- Clicks: A click is a great indicator that your content was strong and that recipients were interested in it enough to grab more information. If they click on a link within the content, chances are they will spend a respectable amount of time on your site, researching other information you’re offering and learning more about your services and products.
- Form Fills: Rather than focusing on sales your goal should be to get people to fill out forms or sign up for more information. This shows that they are seriously interested in what you are offering but also keeps the pressure on them to respond. If you just send someone a random image asking them to buy something, chances are you are not going to see the results you want. However, if you can get them to fill out a form and develop a long-term relationship with them, it increases your chances of getting them in the door.
- Value of lifetime customers: In order to set realistic expectations, you have to know what the lifetime value of a customer is. For example, the LTV of someone who is buying a phone charger may not be that high. However, if it’s someone signing up for insurance, monthly subscriptions, dental services or something like that, their value is much higher.
- Usual cost per acquisition: Another way to have realistic expectations is to get an idea of what the usual cost is to acquire a new customer. Do you have to spend thousands of dollars to get that person? This is important for ensuring that you are investing a realistic amount into a campaign. If you usually need to invest hundreds of dollars per customer, then a small email campaign cannot be expected to produce results.

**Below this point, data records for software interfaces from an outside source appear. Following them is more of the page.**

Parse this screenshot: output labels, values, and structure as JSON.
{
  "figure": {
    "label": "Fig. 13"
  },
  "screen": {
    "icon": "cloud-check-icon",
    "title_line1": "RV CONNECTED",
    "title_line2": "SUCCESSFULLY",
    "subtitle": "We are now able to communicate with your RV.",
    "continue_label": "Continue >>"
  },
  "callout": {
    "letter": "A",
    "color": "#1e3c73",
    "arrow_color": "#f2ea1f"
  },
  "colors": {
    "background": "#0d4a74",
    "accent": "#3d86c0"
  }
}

- Retargeting numbers: One of the best marketing services to incorporate with email is retargeting. If someone clicks on your link and goes to your site, retargeting allows ads to follow them around for months, increasing chances of a conversion. Once the campaign is sent out, you should monitor your retargeting numbers to see if they go up.
- Business listings: This is an area that businesses often overlook. Whenever a new campaign is sent out, especially one where content is sent directly to people, business listings need to be monitored. The reason is because they will show you how many times someone went to Google and researched your company. How many times was your brand searched? Did they ask for directions to your office or for your phone number? Did they visit your site again after reading information about your business, reviews, how active you are on social media and more?
Understanding how to accurately measure the results from your email marketing campaign is the only way to tell if it produced a strong ROI. If you send out a single campaign and expect immediate sales, you probably are going to be disappointed. It’s about reaching the consumer dozens of times until they feel comfortable with your brand and content and want to do business with you.